[[ Material for the task open ]]

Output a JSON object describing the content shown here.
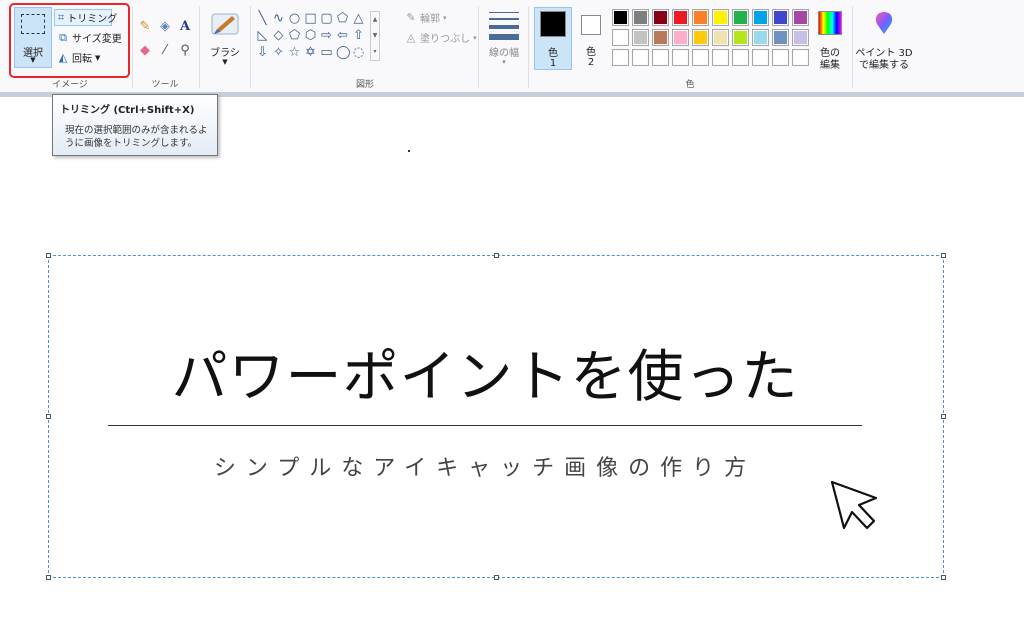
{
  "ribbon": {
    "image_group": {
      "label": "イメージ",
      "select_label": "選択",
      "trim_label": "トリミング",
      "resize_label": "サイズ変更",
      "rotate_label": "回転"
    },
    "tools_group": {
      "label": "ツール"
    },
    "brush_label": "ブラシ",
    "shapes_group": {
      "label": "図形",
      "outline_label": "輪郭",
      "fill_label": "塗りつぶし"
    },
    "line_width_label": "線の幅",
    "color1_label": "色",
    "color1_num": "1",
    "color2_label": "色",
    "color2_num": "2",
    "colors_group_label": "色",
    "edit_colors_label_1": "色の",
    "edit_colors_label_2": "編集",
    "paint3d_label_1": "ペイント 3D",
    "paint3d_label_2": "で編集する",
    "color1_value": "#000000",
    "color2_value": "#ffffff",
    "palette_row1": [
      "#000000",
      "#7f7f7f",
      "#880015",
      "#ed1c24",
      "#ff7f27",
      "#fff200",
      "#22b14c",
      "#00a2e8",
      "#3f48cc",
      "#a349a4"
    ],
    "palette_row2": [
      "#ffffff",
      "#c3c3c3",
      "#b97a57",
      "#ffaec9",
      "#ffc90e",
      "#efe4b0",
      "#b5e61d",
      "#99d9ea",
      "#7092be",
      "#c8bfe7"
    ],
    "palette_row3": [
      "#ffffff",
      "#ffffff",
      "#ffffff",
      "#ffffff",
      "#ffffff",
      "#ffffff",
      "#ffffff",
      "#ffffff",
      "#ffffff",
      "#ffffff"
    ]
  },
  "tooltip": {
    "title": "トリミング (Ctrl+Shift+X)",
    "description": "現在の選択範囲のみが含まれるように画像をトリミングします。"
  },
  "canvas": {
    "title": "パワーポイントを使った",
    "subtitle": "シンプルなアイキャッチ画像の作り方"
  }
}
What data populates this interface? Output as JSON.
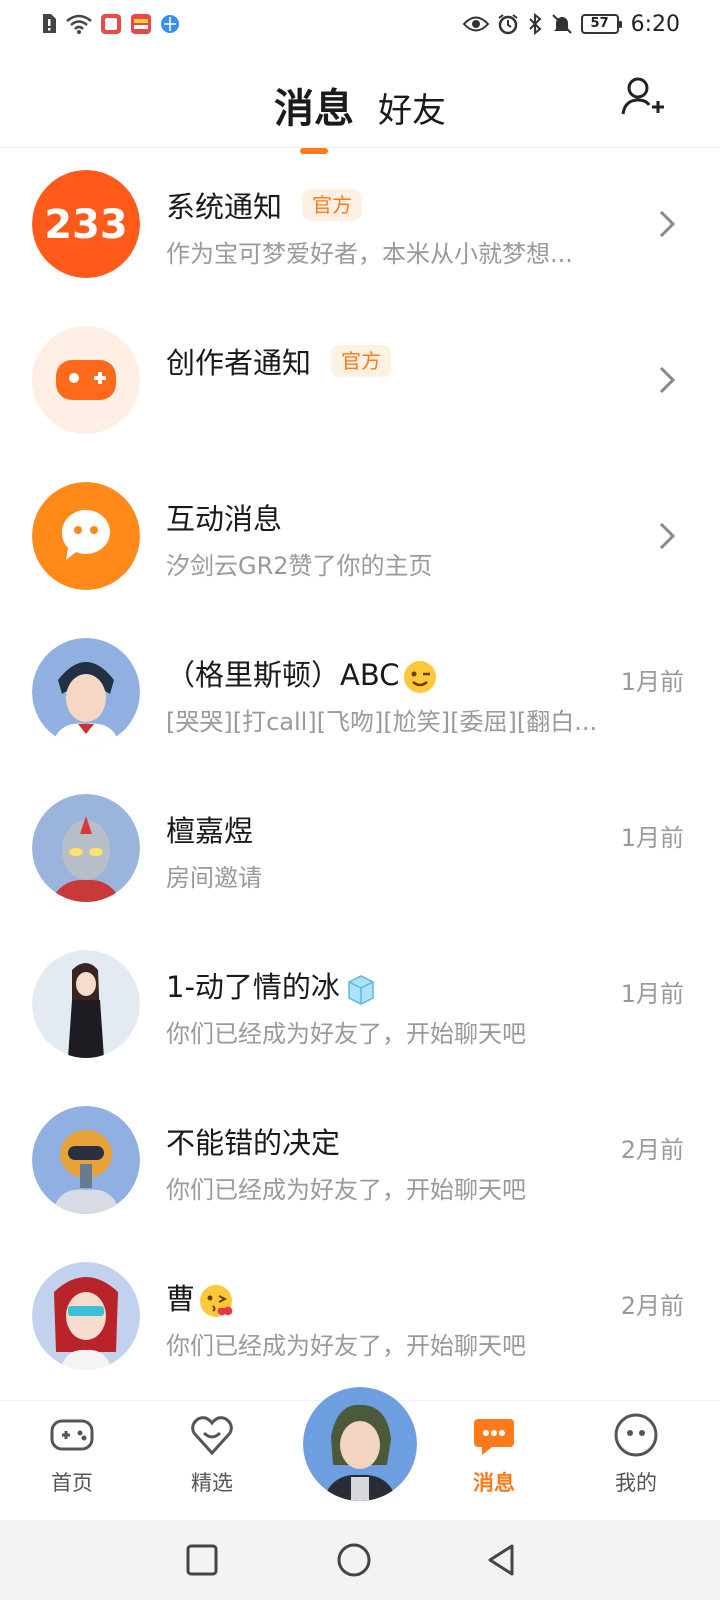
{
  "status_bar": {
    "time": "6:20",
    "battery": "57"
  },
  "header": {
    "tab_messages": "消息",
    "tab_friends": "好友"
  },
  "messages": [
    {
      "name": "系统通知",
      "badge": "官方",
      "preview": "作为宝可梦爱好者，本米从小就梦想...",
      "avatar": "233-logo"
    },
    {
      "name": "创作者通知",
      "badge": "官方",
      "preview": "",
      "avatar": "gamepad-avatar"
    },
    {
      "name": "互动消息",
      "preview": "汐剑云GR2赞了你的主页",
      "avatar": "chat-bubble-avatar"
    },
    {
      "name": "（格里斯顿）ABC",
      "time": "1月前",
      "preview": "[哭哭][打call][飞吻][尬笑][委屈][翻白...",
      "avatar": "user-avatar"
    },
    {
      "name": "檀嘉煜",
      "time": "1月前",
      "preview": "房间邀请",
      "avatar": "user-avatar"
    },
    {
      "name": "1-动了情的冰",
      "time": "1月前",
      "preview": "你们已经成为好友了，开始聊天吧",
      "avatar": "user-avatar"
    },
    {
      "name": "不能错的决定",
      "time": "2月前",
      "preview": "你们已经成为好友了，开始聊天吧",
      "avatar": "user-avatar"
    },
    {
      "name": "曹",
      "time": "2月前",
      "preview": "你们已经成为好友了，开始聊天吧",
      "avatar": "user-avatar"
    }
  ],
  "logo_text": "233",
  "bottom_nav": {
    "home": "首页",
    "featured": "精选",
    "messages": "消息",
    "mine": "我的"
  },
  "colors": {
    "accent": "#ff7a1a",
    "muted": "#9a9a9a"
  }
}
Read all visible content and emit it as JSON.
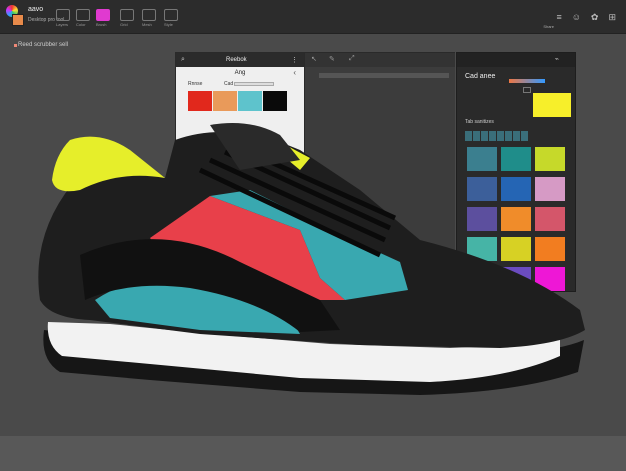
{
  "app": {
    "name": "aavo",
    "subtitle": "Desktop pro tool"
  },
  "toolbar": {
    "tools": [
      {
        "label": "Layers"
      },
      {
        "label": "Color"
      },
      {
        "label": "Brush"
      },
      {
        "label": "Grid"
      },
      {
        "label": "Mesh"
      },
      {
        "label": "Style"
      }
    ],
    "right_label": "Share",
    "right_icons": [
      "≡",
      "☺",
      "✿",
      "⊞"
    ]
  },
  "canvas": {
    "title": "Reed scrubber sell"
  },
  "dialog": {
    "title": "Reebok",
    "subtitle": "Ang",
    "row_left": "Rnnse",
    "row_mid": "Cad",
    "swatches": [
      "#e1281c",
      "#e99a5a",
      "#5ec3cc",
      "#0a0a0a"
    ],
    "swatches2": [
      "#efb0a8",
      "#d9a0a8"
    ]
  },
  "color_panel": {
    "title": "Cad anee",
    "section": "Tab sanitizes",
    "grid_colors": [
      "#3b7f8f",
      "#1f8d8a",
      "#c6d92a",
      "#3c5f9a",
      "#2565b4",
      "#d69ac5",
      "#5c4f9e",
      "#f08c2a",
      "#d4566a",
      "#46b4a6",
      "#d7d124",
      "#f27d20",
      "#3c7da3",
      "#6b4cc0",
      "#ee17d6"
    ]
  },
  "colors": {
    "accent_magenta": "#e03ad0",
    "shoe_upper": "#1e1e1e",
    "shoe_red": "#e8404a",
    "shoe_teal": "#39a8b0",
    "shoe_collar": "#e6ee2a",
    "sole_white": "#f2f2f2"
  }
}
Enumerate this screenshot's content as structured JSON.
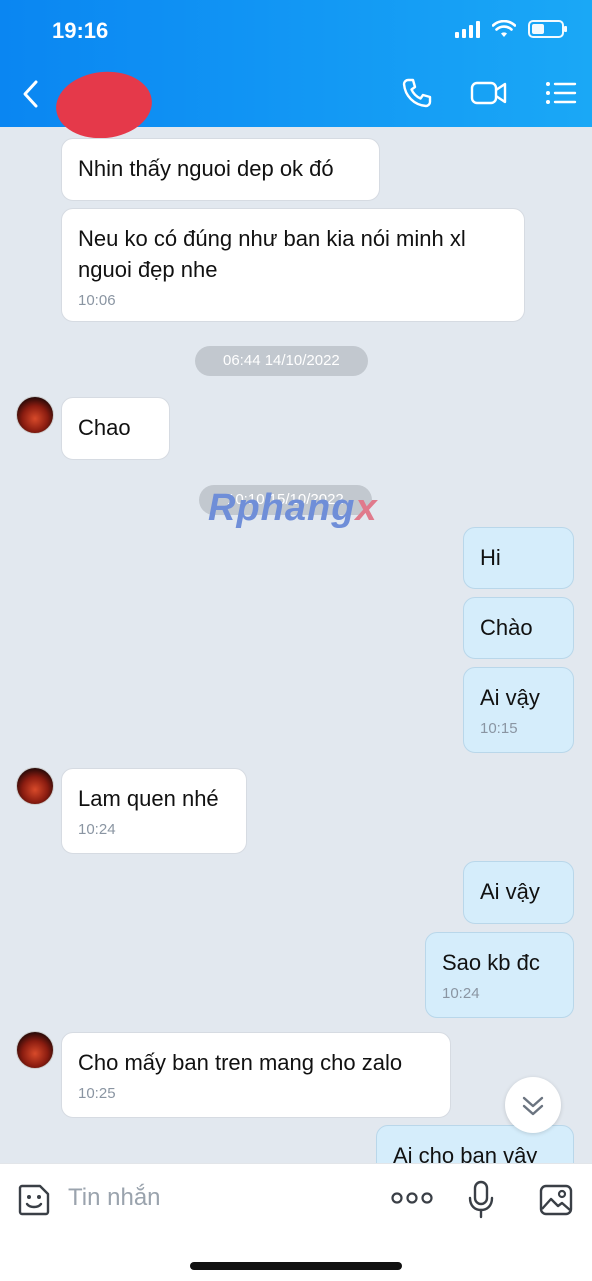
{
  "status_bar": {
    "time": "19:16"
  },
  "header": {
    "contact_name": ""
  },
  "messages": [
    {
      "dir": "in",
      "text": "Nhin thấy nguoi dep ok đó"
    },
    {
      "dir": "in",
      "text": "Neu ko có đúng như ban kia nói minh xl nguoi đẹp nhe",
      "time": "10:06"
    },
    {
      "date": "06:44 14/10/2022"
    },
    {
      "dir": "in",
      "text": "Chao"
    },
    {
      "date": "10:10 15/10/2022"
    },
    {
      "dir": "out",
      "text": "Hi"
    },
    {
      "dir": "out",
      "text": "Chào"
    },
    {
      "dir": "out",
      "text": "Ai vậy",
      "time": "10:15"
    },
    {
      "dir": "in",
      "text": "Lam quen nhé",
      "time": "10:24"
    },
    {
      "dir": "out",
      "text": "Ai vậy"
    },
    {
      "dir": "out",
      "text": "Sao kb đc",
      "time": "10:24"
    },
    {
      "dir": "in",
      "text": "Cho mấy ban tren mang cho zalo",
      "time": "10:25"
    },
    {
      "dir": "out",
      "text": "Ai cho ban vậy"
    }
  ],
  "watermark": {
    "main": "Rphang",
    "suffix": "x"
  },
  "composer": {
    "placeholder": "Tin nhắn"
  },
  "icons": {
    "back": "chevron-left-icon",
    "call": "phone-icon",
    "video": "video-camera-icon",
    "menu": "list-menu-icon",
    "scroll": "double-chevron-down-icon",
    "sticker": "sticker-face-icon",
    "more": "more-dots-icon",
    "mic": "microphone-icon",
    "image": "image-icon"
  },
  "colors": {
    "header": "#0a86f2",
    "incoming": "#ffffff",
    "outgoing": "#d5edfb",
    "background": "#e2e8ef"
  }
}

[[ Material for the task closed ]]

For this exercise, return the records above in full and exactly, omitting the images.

### Exercise answer
Output a JSON object describing the content shown here.
{
  "ribbon": {
    "image_group": {
      "label": "イメージ",
      "select_label": "選択",
      "trim_label": "トリミング",
      "resize_label": "サイズ変更",
      "rotate_label": "回転"
    },
    "tools_group": {
      "label": "ツール"
    },
    "brush_label": "ブラシ",
    "shapes_group": {
      "label": "図形",
      "outline_label": "輪郭",
      "fill_label": "塗りつぶし"
    },
    "line_width_label": "線の幅",
    "color1_label": "色",
    "color1_num": "1",
    "color2_label": "色",
    "color2_num": "2",
    "colors_group_label": "色",
    "edit_colors_label_1": "色の",
    "edit_colors_label_2": "編集",
    "paint3d_label_1": "ペイント 3D",
    "paint3d_label_2": "で編集する",
    "color1_value": "#000000",
    "color2_value": "#ffffff",
    "palette_row1": [
      "#000000",
      "#7f7f7f",
      "#880015",
      "#ed1c24",
      "#ff7f27",
      "#fff200",
      "#22b14c",
      "#00a2e8",
      "#3f48cc",
      "#a349a4"
    ],
    "palette_row2": [
      "#ffffff",
      "#c3c3c3",
      "#b97a57",
      "#ffaec9",
      "#ffc90e",
      "#efe4b0",
      "#b5e61d",
      "#99d9ea",
      "#7092be",
      "#c8bfe7"
    ],
    "palette_row3": [
      "#ffffff",
      "#ffffff",
      "#ffffff",
      "#ffffff",
      "#ffffff",
      "#ffffff",
      "#ffffff",
      "#ffffff",
      "#ffffff",
      "#ffffff"
    ]
  },
  "tooltip": {
    "title": "トリミング (Ctrl+Shift+X)",
    "description": "現在の選択範囲のみが含まれるように画像をトリミングします。"
  },
  "canvas": {
    "title": "パワーポイントを使った",
    "subtitle": "シンプルなアイキャッチ画像の作り方"
  }
}
What data populates this interface? Output as JSON.
{
  "status_bar": {
    "time": "6:20",
    "battery": "57"
  },
  "header": {
    "tab_messages": "消息",
    "tab_friends": "好友"
  },
  "messages": [
    {
      "name": "系统通知",
      "badge": "官方",
      "preview": "作为宝可梦爱好者，本米从小就梦想...",
      "avatar": "233-logo"
    },
    {
      "name": "创作者通知",
      "badge": "官方",
      "preview": "",
      "avatar": "gamepad-avatar"
    },
    {
      "name": "互动消息",
      "preview": "汐剑云GR2赞了你的主页",
      "avatar": "chat-bubble-avatar"
    },
    {
      "name": "（格里斯顿）ABC",
      "time": "1月前",
      "preview": "[哭哭][打call][飞吻][尬笑][委屈][翻白...",
      "avatar": "user-avatar"
    },
    {
      "name": "檀嘉煜",
      "time": "1月前",
      "preview": "房间邀请",
      "avatar": "user-avatar"
    },
    {
      "name": "1-动了情的冰",
      "time": "1月前",
      "preview": "你们已经成为好友了，开始聊天吧",
      "avatar": "user-avatar"
    },
    {
      "name": "不能错的决定",
      "time": "2月前",
      "preview": "你们已经成为好友了，开始聊天吧",
      "avatar": "user-avatar"
    },
    {
      "name": "曹",
      "time": "2月前",
      "preview": "你们已经成为好友了，开始聊天吧",
      "avatar": "user-avatar"
    }
  ],
  "logo_text": "233",
  "bottom_nav": {
    "home": "首页",
    "featured": "精选",
    "messages": "消息",
    "mine": "我的"
  },
  "colors": {
    "accent": "#ff7a1a",
    "muted": "#9a9a9a"
  }
}
Read all visible content and emit it as JSON.
{
  "app": {
    "name": "aavo",
    "subtitle": "Desktop pro tool"
  },
  "toolbar": {
    "tools": [
      {
        "label": "Layers"
      },
      {
        "label": "Color"
      },
      {
        "label": "Brush"
      },
      {
        "label": "Grid"
      },
      {
        "label": "Mesh"
      },
      {
        "label": "Style"
      }
    ],
    "right_label": "Share",
    "right_icons": [
      "≡",
      "☺",
      "✿",
      "⊞"
    ]
  },
  "canvas": {
    "title": "Reed scrubber sell"
  },
  "dialog": {
    "title": "Reebok",
    "subtitle": "Ang",
    "row_left": "Rnnse",
    "row_mid": "Cad",
    "swatches": [
      "#e1281c",
      "#e99a5a",
      "#5ec3cc",
      "#0a0a0a"
    ],
    "swatches2": [
      "#efb0a8",
      "#d9a0a8"
    ]
  },
  "color_panel": {
    "title": "Cad anee",
    "section": "Tab sanitizes",
    "grid_colors": [
      "#3b7f8f",
      "#1f8d8a",
      "#c6d92a",
      "#3c5f9a",
      "#2565b4",
      "#d69ac5",
      "#5c4f9e",
      "#f08c2a",
      "#d4566a",
      "#46b4a6",
      "#d7d124",
      "#f27d20",
      "#3c7da3",
      "#6b4cc0",
      "#ee17d6"
    ]
  },
  "colors": {
    "accent_magenta": "#e03ad0",
    "shoe_upper": "#1e1e1e",
    "shoe_red": "#e8404a",
    "shoe_teal": "#39a8b0",
    "shoe_collar": "#e6ee2a",
    "sole_white": "#f2f2f2"
  }
}
Enumerate this screenshot's content as structured JSON.
{
  "status_bar": {
    "time": "19:16"
  },
  "header": {
    "contact_name": ""
  },
  "messages": [
    {
      "dir": "in",
      "text": "Nhin thấy nguoi dep ok đó"
    },
    {
      "dir": "in",
      "text": "Neu ko có đúng như ban kia nói minh xl nguoi đẹp nhe",
      "time": "10:06"
    },
    {
      "date": "06:44 14/10/2022"
    },
    {
      "dir": "in",
      "text": "Chao"
    },
    {
      "date": "10:10 15/10/2022"
    },
    {
      "dir": "out",
      "text": "Hi"
    },
    {
      "dir": "out",
      "text": "Chào"
    },
    {
      "dir": "out",
      "text": "Ai vậy",
      "time": "10:15"
    },
    {
      "dir": "in",
      "text": "Lam quen nhé",
      "time": "10:24"
    },
    {
      "dir": "out",
      "text": "Ai vậy"
    },
    {
      "dir": "out",
      "text": "Sao kb đc",
      "time": "10:24"
    },
    {
      "dir": "in",
      "text": "Cho mấy ban tren mang cho zalo",
      "time": "10:25"
    },
    {
      "dir": "out",
      "text": "Ai cho ban vậy"
    }
  ],
  "watermark": {
    "main": "Rphang",
    "suffix": "x"
  },
  "composer": {
    "placeholder": "Tin nhắn"
  },
  "icons": {
    "back": "chevron-left-icon",
    "call": "phone-icon",
    "video": "video-camera-icon",
    "menu": "list-menu-icon",
    "scroll": "double-chevron-down-icon",
    "sticker": "sticker-face-icon",
    "more": "more-dots-icon",
    "mic": "microphone-icon",
    "image": "image-icon"
  },
  "colors": {
    "header": "#0a86f2",
    "incoming": "#ffffff",
    "outgoing": "#d5edfb",
    "background": "#e2e8ef"
  }
}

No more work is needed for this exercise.